_Task item_
Using the data beneath, show every line that includes the word "出来高合計".

_Listed entries_
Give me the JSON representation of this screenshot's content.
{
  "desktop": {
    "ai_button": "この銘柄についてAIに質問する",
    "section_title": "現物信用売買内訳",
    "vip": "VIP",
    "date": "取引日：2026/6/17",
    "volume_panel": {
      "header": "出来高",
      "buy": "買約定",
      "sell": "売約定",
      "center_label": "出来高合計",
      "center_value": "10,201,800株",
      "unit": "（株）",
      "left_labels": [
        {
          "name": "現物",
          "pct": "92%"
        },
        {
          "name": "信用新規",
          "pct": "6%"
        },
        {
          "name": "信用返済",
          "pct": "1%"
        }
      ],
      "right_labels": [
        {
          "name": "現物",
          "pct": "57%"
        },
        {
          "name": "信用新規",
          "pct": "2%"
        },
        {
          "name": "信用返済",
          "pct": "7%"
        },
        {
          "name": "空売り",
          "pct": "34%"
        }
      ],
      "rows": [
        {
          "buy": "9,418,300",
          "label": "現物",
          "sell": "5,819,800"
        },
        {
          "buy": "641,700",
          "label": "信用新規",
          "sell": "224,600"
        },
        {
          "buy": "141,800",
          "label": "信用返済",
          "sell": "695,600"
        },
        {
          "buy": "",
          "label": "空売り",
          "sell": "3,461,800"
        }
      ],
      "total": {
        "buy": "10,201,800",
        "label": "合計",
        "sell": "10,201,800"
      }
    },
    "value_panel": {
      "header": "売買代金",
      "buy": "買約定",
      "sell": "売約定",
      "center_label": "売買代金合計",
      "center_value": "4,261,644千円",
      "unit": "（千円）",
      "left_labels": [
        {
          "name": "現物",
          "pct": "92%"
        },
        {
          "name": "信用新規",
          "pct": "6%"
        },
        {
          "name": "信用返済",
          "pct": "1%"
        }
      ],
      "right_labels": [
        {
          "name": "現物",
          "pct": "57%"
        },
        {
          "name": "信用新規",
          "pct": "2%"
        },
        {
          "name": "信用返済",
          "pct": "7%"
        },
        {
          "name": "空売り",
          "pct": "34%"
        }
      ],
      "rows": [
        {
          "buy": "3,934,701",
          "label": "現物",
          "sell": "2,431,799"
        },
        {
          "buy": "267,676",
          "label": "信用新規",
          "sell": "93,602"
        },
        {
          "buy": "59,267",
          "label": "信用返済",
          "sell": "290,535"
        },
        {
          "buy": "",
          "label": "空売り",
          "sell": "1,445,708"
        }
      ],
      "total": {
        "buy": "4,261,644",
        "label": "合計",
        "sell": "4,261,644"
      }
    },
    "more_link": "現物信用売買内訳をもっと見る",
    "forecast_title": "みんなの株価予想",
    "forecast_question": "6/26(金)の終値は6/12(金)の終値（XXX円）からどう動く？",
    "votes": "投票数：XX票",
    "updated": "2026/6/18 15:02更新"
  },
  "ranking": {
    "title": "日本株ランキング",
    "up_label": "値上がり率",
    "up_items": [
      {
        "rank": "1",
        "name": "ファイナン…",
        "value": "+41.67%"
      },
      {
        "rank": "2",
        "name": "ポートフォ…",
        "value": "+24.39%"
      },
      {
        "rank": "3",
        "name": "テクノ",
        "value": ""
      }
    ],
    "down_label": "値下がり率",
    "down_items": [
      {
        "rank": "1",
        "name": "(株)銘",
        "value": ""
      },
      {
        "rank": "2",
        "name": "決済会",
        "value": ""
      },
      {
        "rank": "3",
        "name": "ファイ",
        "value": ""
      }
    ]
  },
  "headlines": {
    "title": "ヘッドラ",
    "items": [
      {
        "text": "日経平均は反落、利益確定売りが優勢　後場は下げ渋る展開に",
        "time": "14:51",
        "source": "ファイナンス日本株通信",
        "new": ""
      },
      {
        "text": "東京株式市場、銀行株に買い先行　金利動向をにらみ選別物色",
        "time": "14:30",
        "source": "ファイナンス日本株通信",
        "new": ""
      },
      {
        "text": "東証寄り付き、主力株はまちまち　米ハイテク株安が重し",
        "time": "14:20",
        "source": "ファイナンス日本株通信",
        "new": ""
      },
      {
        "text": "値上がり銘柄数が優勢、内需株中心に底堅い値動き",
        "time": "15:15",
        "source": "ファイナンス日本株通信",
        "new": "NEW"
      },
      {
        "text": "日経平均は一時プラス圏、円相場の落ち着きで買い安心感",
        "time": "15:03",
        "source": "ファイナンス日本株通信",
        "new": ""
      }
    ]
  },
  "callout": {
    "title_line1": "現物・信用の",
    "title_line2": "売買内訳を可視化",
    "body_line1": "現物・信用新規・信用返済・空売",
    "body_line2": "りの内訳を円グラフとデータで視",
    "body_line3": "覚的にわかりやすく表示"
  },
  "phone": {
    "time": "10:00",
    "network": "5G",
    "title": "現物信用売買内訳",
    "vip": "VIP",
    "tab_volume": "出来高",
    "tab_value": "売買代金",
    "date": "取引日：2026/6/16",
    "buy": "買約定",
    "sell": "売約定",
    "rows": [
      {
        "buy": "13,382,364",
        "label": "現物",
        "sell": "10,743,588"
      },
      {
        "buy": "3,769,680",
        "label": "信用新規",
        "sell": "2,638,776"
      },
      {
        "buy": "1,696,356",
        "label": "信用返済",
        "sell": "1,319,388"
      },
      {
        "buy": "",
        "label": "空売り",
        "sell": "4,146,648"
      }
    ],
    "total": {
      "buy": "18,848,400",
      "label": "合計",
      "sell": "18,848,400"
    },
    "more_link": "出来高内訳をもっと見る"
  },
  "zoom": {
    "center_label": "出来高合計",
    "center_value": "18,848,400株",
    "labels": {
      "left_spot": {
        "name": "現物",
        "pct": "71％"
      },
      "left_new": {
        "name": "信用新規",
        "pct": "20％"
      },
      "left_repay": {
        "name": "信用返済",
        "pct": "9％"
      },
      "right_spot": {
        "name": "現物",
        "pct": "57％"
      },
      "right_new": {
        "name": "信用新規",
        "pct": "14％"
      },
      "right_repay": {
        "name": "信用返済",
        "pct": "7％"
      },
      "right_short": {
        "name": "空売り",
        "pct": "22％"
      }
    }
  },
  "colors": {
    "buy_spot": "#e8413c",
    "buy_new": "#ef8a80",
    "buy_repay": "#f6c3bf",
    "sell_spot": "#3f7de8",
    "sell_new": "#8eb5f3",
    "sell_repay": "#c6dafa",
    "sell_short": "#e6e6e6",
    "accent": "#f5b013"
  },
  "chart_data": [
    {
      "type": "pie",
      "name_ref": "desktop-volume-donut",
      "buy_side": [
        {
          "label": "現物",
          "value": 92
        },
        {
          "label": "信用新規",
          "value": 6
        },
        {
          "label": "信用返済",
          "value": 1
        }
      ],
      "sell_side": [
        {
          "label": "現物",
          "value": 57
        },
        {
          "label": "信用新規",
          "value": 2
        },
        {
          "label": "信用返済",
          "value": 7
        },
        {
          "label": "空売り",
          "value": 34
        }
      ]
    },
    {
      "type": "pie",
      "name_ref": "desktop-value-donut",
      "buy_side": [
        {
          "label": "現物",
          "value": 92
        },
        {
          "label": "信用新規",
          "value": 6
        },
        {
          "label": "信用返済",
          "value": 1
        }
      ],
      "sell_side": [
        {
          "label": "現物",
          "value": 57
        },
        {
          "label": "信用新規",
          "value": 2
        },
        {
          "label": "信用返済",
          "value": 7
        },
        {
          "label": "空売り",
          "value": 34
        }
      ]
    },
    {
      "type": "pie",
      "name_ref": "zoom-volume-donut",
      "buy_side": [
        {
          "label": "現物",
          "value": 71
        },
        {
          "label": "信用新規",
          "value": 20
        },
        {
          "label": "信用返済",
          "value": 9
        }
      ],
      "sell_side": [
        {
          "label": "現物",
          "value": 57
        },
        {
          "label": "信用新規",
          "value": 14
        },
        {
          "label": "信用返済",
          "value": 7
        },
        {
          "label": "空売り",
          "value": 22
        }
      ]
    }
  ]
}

_Answer for this exercise_
      "center_label": "出来高合計",
    "center_label": "出来高合計",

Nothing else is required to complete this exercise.